The C&C professional generally works on small primary teams averaging 15 people. Only eight percent of respondents reported working on teams larger than 30. Some evidence suggests that industries investing more in C&C initiatives are more likely to have larger team sizes. Those industries likely have more complex C&C initiatives requiring specialized skills across information architecture, technology and program management.
Industries and workers invest
C&C initiatives are a mile wide and more than an inch deep. Forrester and KMWorld asked survey respondents to list all the C&C initiatives sponsored by their companies. Across industries, organizations were investing in an average of nine major C&C projects. There are some clear trends: Companies are investing in knowledge and content management. According to our survey respondents, 65 percent and 64 percent respectively are investing in those areas. Other notable initiatives in which C&C professionals’ companies are investing include: portals (56 percent), collaboration (55 percent), business intelligence (55 percent) and information architecture (49 percent). Those six initiatives make up the hot spots across industries. Search, records management and archiving continue to remain popular.
The five least popular C&C initiatives are: text analytics, e-discovery, information workplace, smartphone applications and data quality/MDM and, interestingly enough, telecommuting support. Across all industries, less than 20 percent of companies are investing heavily in one of those areas.

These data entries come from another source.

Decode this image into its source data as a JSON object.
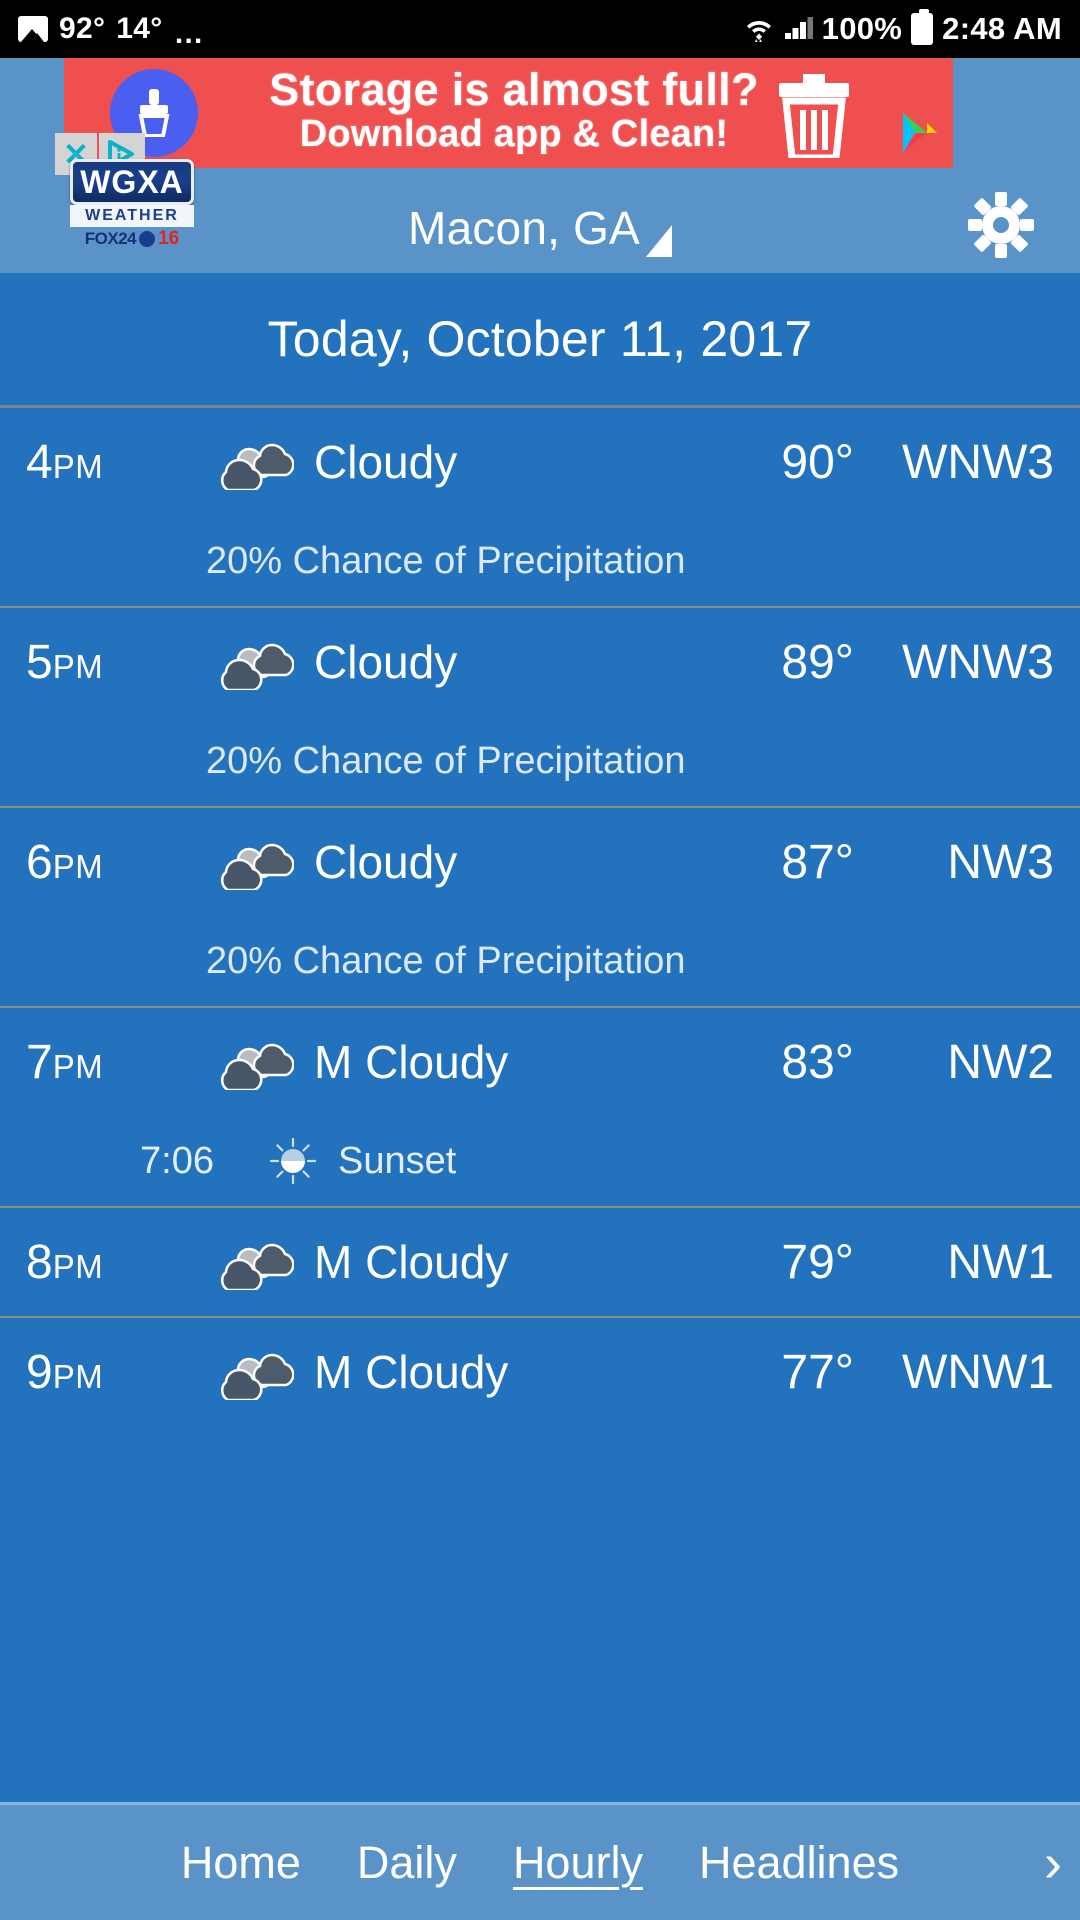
{
  "statusbar": {
    "image_icon": "picture-icon",
    "temp_primary": "92°",
    "temp_secondary": "14°",
    "overflow": "…",
    "wifi_icon": "wifi-icon",
    "signal_icon": "cellular-signal-icon",
    "battery_pct": "100%",
    "battery_icon": "battery-full-icon",
    "clock": "2:48 AM"
  },
  "ad": {
    "line1": "Storage is almost full?",
    "line2": "Download app & Clean!",
    "brush_icon": "broom-icon",
    "trash_icon": "trash-can-icon",
    "store_icon": "google-play-icon",
    "close_label": "✕",
    "adchoices_icon": "adchoices-icon",
    "bg_color": "#ef4f4f"
  },
  "header": {
    "logo": {
      "name": "WGXA",
      "sub": "WEATHER",
      "fox": "FOX24",
      "channel": "16"
    },
    "location": "Macon, GA",
    "location_caret": "dropdown-caret-icon",
    "settings_icon": "gear-icon",
    "bg_color": "#5a93c8"
  },
  "date_header": {
    "text": "Today, October 11, 2017"
  },
  "hourly": {
    "rows": [
      {
        "time": "4",
        "meridiem": "PM",
        "icon": "cloudy-icon",
        "condition": "Cloudy",
        "temp": "90°",
        "wind": "WNW3",
        "sub_type": "precip",
        "sub_text": "20% Chance of Precipitation"
      },
      {
        "time": "5",
        "meridiem": "PM",
        "icon": "cloudy-icon",
        "condition": "Cloudy",
        "temp": "89°",
        "wind": "WNW3",
        "sub_type": "precip",
        "sub_text": "20% Chance of Precipitation"
      },
      {
        "time": "6",
        "meridiem": "PM",
        "icon": "cloudy-icon",
        "condition": "Cloudy",
        "temp": "87°",
        "wind": "NW3",
        "sub_type": "precip",
        "sub_text": "20% Chance of Precipitation"
      },
      {
        "time": "7",
        "meridiem": "PM",
        "icon": "cloudy-icon",
        "condition": "M Cloudy",
        "temp": "83°",
        "wind": "NW2",
        "sub_type": "sunset",
        "sub_time": "7:06",
        "sub_text": "Sunset",
        "sub_icon": "sunset-icon"
      },
      {
        "time": "8",
        "meridiem": "PM",
        "icon": "cloudy-icon",
        "condition": "M Cloudy",
        "temp": "79°",
        "wind": "NW1",
        "sub_type": "none"
      },
      {
        "time": "9",
        "meridiem": "PM",
        "icon": "cloudy-icon",
        "condition": "M Cloudy",
        "temp": "77°",
        "wind": "WNW1",
        "sub_type": "none"
      }
    ]
  },
  "bottomnav": {
    "items": [
      {
        "label": "Home",
        "active": false
      },
      {
        "label": "Daily",
        "active": false
      },
      {
        "label": "Hourly",
        "active": true
      },
      {
        "label": "Headlines",
        "active": false
      }
    ],
    "chevron": "›"
  },
  "colors": {
    "body_bg": "#2372bd",
    "bar_bg": "#5a93c8",
    "divider": "#8a8f7f"
  }
}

On average, the C&C professional is responsible or accountable for between one and five C&C initiatives (Figure 2) http://www.kmworld.com/downloads/70848/KMW_chart_2010_p12.pdf. However, there are some initiatives in which C&C professionals are held more accountable than others. Projects that most C&C professionals are held responsible or accountable for include: knowledge management, content management, collaboration, information capture and intranet/employee portals. In fact, more than 50 percent of respondents cited one of those projects as their primary responsibility. Because they are initiatives in which companies are clearly investing, it only makes sense that C&C professionals would spend more time on those projects.

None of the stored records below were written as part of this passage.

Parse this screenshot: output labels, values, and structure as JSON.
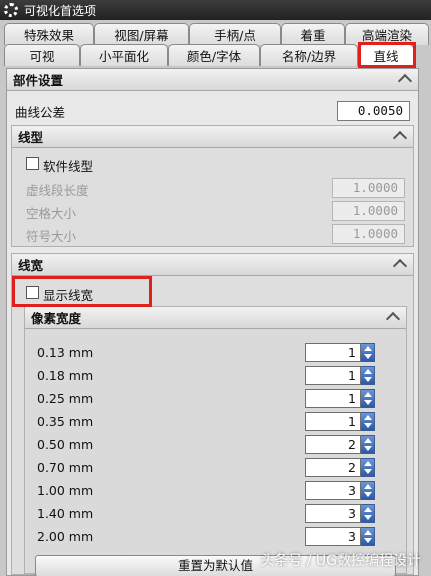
{
  "window": {
    "title": "可视化首选项"
  },
  "tabs": {
    "row1": [
      "特殊效果",
      "视图/屏幕",
      "手柄/点",
      "着重",
      "高端渲染"
    ],
    "row2": [
      "可视",
      "小平面化",
      "颜色/字体",
      "名称/边界",
      "直线"
    ],
    "active": "直线"
  },
  "parts_settings": {
    "header": "部件设置",
    "curve_tolerance_label": "曲线公差",
    "curve_tolerance_value": "0.0050"
  },
  "line_type": {
    "header": "线型",
    "software_linetype_label": "软件线型",
    "dash_length_label": "虚线段长度",
    "dash_length_value": "1.0000",
    "space_size_label": "空格大小",
    "space_size_value": "1.0000",
    "symbol_size_label": "符号大小",
    "symbol_size_value": "1.0000"
  },
  "line_width": {
    "header": "线宽",
    "show_width_label": "显示线宽",
    "pixel_width_header": "像素宽度",
    "rows": [
      {
        "label": "0.13 mm",
        "value": "1"
      },
      {
        "label": "0.18 mm",
        "value": "1"
      },
      {
        "label": "0.25 mm",
        "value": "1"
      },
      {
        "label": "0.35 mm",
        "value": "1"
      },
      {
        "label": "0.50 mm",
        "value": "2"
      },
      {
        "label": "0.70 mm",
        "value": "2"
      },
      {
        "label": "1.00 mm",
        "value": "3"
      },
      {
        "label": "1.40 mm",
        "value": "3"
      },
      {
        "label": "2.00 mm",
        "value": "3"
      }
    ],
    "reset_button": "重置为默认值"
  },
  "watermark": "头条号 / UG数控编程设计",
  "colors": {
    "highlight": "#e0201c",
    "spinner": "#2c5aa8"
  }
}
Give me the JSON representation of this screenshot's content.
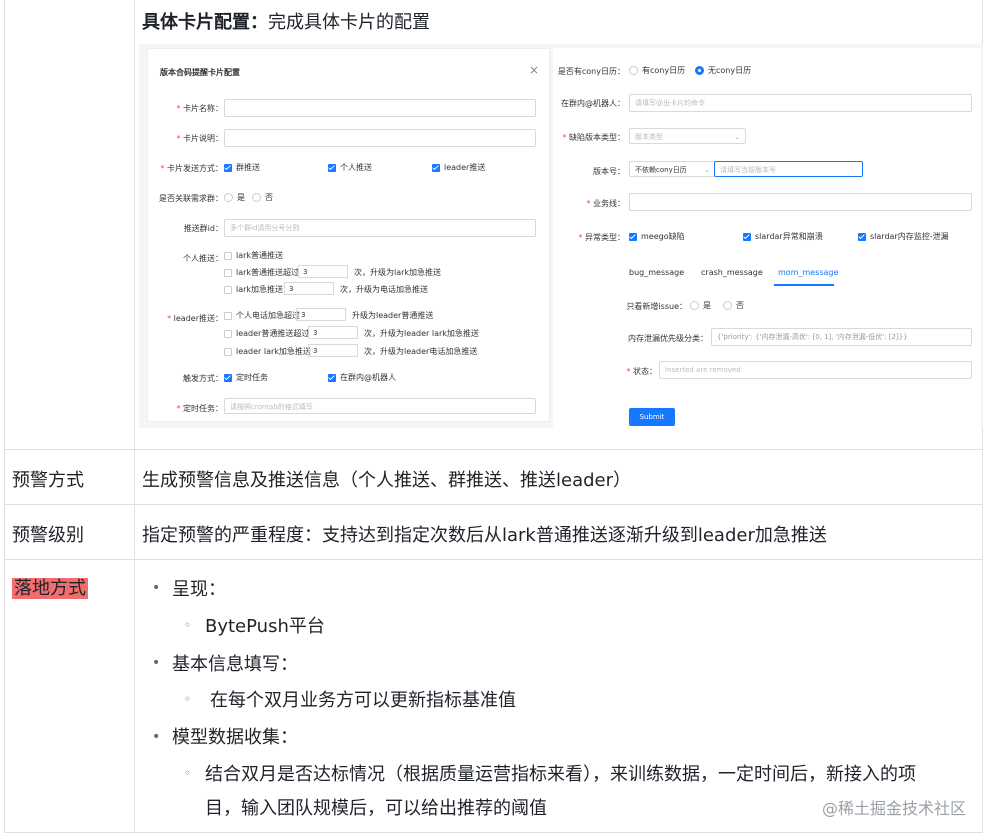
{
  "top": {
    "title_bold": "具体卡片配置：",
    "title_rest": "完成具体卡片的配置"
  },
  "left_form": {
    "title": "版本合码提醒卡片配置",
    "close": "×",
    "card_name_label": "卡片名称：",
    "card_desc_label": "卡片说明：",
    "send_mode_label": "卡片发送方式：",
    "send_group": "群推送",
    "send_personal": "个人推送",
    "send_leader": "leader推送",
    "link_group_label": "是否关联需求群：",
    "yes": "是",
    "no": "否",
    "push_group_label": "推送群id：",
    "push_group_placeholder": "多个群id请用分号分割",
    "personal_label": "个人推送：",
    "p1": "lark普通推送",
    "p2_a": "lark普通推送超过",
    "p2_n": "3",
    "p2_b": "次，升级为lark加急推送",
    "p3_a": "lark加急推送",
    "p3_n": "3",
    "p3_b": "次，升级为电话加急推送",
    "leader_label": "leader推送：",
    "l1_a": "个人电话加急超过",
    "l1_n": "3",
    "l1_b": "升级为leader普通推送",
    "l2_a": "leader普通推送超过",
    "l2_n": "3",
    "l2_b": "次，升级为leader lark加急推送",
    "l3_a": "leader lark加急推送",
    "l3_n": "3",
    "l3_b": "次，升级为leader电话加急推送",
    "trigger_label": "触发方式：",
    "trigger_timer": "定时任务",
    "trigger_bot": "在群内@机器人",
    "timer_label": "定时任务：",
    "timer_placeholder": "请按照crontab的格式填写"
  },
  "right_form": {
    "cony_label": "是否有cony日历：",
    "cony_yes": "有cony日历",
    "cony_no": "无cony日历",
    "bot_label": "在群内@机器人：",
    "bot_placeholder": "请填写@出卡片的命令",
    "bug_type_label": "缺陷版本类型：",
    "bug_type_placeholder": "版本类型",
    "version_label": "版本号：",
    "version_select": "不依赖cony日历",
    "version_placeholder": "请填写当前版本号",
    "biz_label": "业务线：",
    "abnormal_label": "异常类型：",
    "ab1": "meego缺陷",
    "ab2": "slardar异常和崩溃",
    "ab3": "slardar内存监控-泄漏",
    "tabs": [
      "bug_message",
      "crash_message",
      "mom_message"
    ],
    "only_new_label": "只看新增issue：",
    "yes": "是",
    "no": "否",
    "mem_label": "内存泄漏优先级分类：",
    "mem_value": "{'priority': {'内存泄漏-高优': [0, 1], '内存泄漏-低优': [2]}}",
    "status_label": "状态：",
    "status_placeholder": "Inserted are removed",
    "submit": "Submit"
  },
  "rows": {
    "alert_mode_label": "预警方式",
    "alert_mode_text": "生成预警信息及推送信息（个人推送、群推送、推送leader）",
    "alert_level_label": "预警级别",
    "alert_level_text": "指定预警的严重程度：支持达到指定次数后从lark普通推送逐渐升级到leader加急推送",
    "landing_label": "落地方式",
    "b1": "呈现：",
    "b1_1": "BytePush平台",
    "b2": "基本信息填写：",
    "b2_1": "在每个双月业务方可以更新指标基准值",
    "b3": "模型数据收集：",
    "b3_1a": "结合双月是否达标情况（根据质量运营指标来看），来训练数据，一定时间后，新接入的项",
    "b3_1b": "目，输入团队规模后，可以给出推荐的阈值"
  },
  "watermark": "@稀土掘金技术社区",
  "colors": {
    "accent": "#1677ff",
    "highlight": "#f26d6d"
  }
}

Data quality and communications projects get the short end of the stick. C&C professionals spend little time on data quality, unified communications, e-mail/IM/Web conferencing, smartphone applications and text analytics. Only five percent of respondents cited any of those initiatives as their primary task. Those projects are just not top of mind for C&C professionals and—except for e-mail, IM and Web conferencing—their companies are not investing in them. Despite the fact that nearly 50 percent of companies are engaging in e-mail/IM/Web conferencing initiatives, only one percent of C&C professionals surveyed work on those projects.
Barriers to success
C&C professionals are accountable for a variety of projects. But do they believe their initiatives are successful? Twenty-six percent believe they are not successful, 34 percent believe they are moderately successful and 41 percent believe they are very successful.
We asked C&C professionals to select the top barriers hampering the success of their primary initiative. Nearly 40 percent believe company politics and culture hinder success. That means C&C pros need to increase their focus on communications, influence and change management in the context of running programs. The other most cited barriers to success included funding constraints (28 percent), complexity of the IT environment (26 percent) and lack of staff (23 percent).